This summer we have been heading to Alaska. Thinking back, we originally thought only in terms of Alaska, but as I write this we have been north of the border, in Canada for six weeks and other than a brief detour to visit Skagway and a quick flight down to Juneau, we have yet to reach Alaska.
While our trip is probably slower than the vast majority of RVers traveling "North to Alaska", it has been most eye opening. Canada is certainly a big country, British Columbia and Yukon seemingly going on forever. Many miles, yet we have yet to have a boring day. The towns are small, few and far between, but after a while your perspective begins to change.
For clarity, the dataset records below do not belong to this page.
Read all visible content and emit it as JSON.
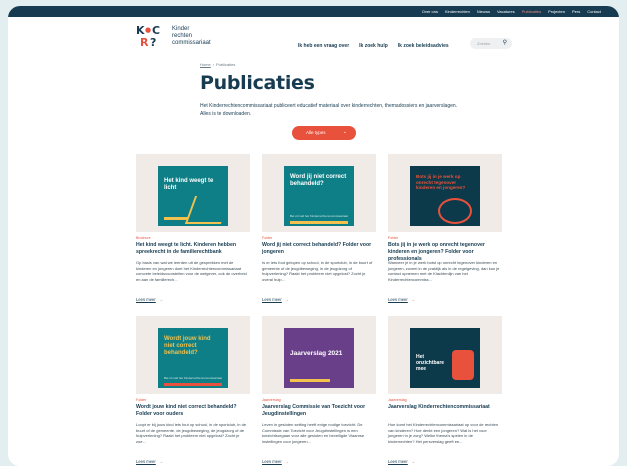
{
  "top_nav": [
    "Over ons",
    "Kinderrechten",
    "Nieuws",
    "Vacatures",
    "Publicaties",
    "Projecten",
    "Pers",
    "Contact"
  ],
  "top_nav_active": "Publicaties",
  "logo": {
    "letters": [
      "K",
      "C",
      "R",
      "?"
    ],
    "line1": "Kinder",
    "line2": "rechten",
    "line3": "commissariaat"
  },
  "main_nav": [
    "Ik heb een vraag over",
    "Ik zoek hulp",
    "Ik zoek beleidsadvies"
  ],
  "search": {
    "placeholder": "Zoeken",
    "icon": "search-icon"
  },
  "breadcrumb": {
    "home": "Home",
    "sep": "›",
    "current": "Publicaties"
  },
  "page_title": "Publicaties",
  "intro": "Het Kinderrechtencommissariaat publiceert educatief materiaal over kinderrechten, themadossiers en jaarverslagen. Alles is te downloaden.",
  "filter": {
    "label": "Alle types",
    "icon": "chevron-down-icon"
  },
  "read_more": "Lees meer",
  "colors": {
    "accent": "#e8513b",
    "navy": "#173c52",
    "teal": "#0e7f86",
    "dark_teal": "#0d3a4a",
    "orange": "#e8513b"
  },
  "cards": [
    {
      "category": "Brochure",
      "title": "Het kind weegt te licht. Kinderen hebben spreekrecht in de familierechtbank",
      "desc": "Op basis van wat we leerden uit de gesprekken met de kinderen en jongeren doet het Kinderrechtencommissariaat concrete beleidsvoorstellen voor de wetgever, ook de overheid en aan de familierech...",
      "cover_title": "Het kind weegt te licht",
      "cover_sub": "",
      "cover_logo": ""
    },
    {
      "category": "Folder",
      "title": "Word jij niet correct behandeld? Folder voor jongeren",
      "desc": "Is er iets fout gelopen op school, in de sportclub, in de buurt of gemeente of de jeugdbeweging, in de jeugdzorg of hulpverlening? Raakt het probleem niet opgelost? Zocht je overal hulp...",
      "cover_title": "Word jij niet correct behandeld?",
      "cover_sub": "Bel of mail het Kinderrechtencommissariaat",
      "cover_logo": ""
    },
    {
      "category": "Folder",
      "title": "Bots jij in je werk op onrecht tegenover kinderen en jongeren? Folder voor professionals",
      "desc": "Wanneer je in je werk botst op onrecht tegenover kinderen en jongeren, zoveel in de praktijk als in de regelgeving, dan kun je contact opnemen met de Klachtenlijn van het Kinderrechtencommiss...",
      "cover_title": "Bots jij in je werk op onrecht tegenover kinderen en jongeren?",
      "cover_sub": "",
      "cover_logo": ""
    },
    {
      "category": "Folder",
      "title": "Wordt jouw kind niet correct behandeld? Folder voor ouders",
      "desc": "Loopt er bij jouw kind iets fout op school, in de sportclub, in de buurt of de gemeente, de jeugdbeweging, de jeugdzorg of de hulpverlening? Raakt het probleem niet opgelost? Zocht je zoe...",
      "cover_title": "Wordt jouw kind niet correct behandeld?",
      "cover_sub": "Bel of mail het Kinderrechtencommissariaat",
      "cover_logo": ""
    },
    {
      "category": "Jaarverslag",
      "title": "Jaarverslag Commissie van Toezicht voor Jeugdinstellingen",
      "desc": "Leven in gesloten setting heeft enige nodige toezicht. De Commissie van Toezicht voor Jeugdinstellingen is een toezichtsorgaan voor alle gesloten en beveiligde Vlaamse instellingen voor jongeren...",
      "cover_title": "Jaarverslag 2021",
      "cover_sub": "",
      "cover_logo": ""
    },
    {
      "category": "Jaarverslag",
      "title": "Jaarverslag Kinderrechtencommissariaat",
      "desc": "Hoe komt het Kinderrechtencommissariaat op voor de rechten van kinderen? Hoe denkt een jongeren? Wat is het voor jongeren in je zorg? Welke thema's spelen in de kinderrechten? Het persverslag geeft ee...",
      "cover_title": "Het onzichtbare mee",
      "cover_sub": "",
      "cover_logo": ""
    }
  ]
}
The largest town we have been in during the trip through Canada was Whitehorse, and its population was only 20,000. Being the governmental center for the Territory, it had many of the attractions associated with a state capital, yet somehow it was completely different.
Most travelers pull off to watch the wildlife, but we like to also stop for the many interpretive signs along the highway. It gives us a sense of where we are, what we are seeing, and often, what has taken place in the past.
We've had no real problems with the roads, most likely because we have not hurried. We read in blogs about the people who complain about the roads we have traveled, then look at their itinerary and see they they are solely focused on reaching Alaska as quickly as possible.
Not everyone has the luxury of time like we do, Linda is enjoying reading the blog of a family who are doing the Chicago-Alaska-Chicago round trip in 36 days. To them the experience is just as rewarding as ours is to us, which is exactly as it should be.
Early on when people would ask us where we were headed, we'd answer, Alaska. Then they would want to know where in Alaska. We often received a puzzled look when we said we were just planning to wander around, spending time at the places we enjoyed.
Maybe that is a hold over from last year's wanderings in Europe when we knew the direction we were going, oftentimes the country we were going to visit, usually the city we were headed for, but seldom what we were going to do when we were there.
I guess it goes back to much overused, but absolutely valid saying: It's not the destination, it's the journey that matters. Presently we are on a journey that includes British Columbia, Yukon and Alaska. What we see and do on that journey is what makes life, Life.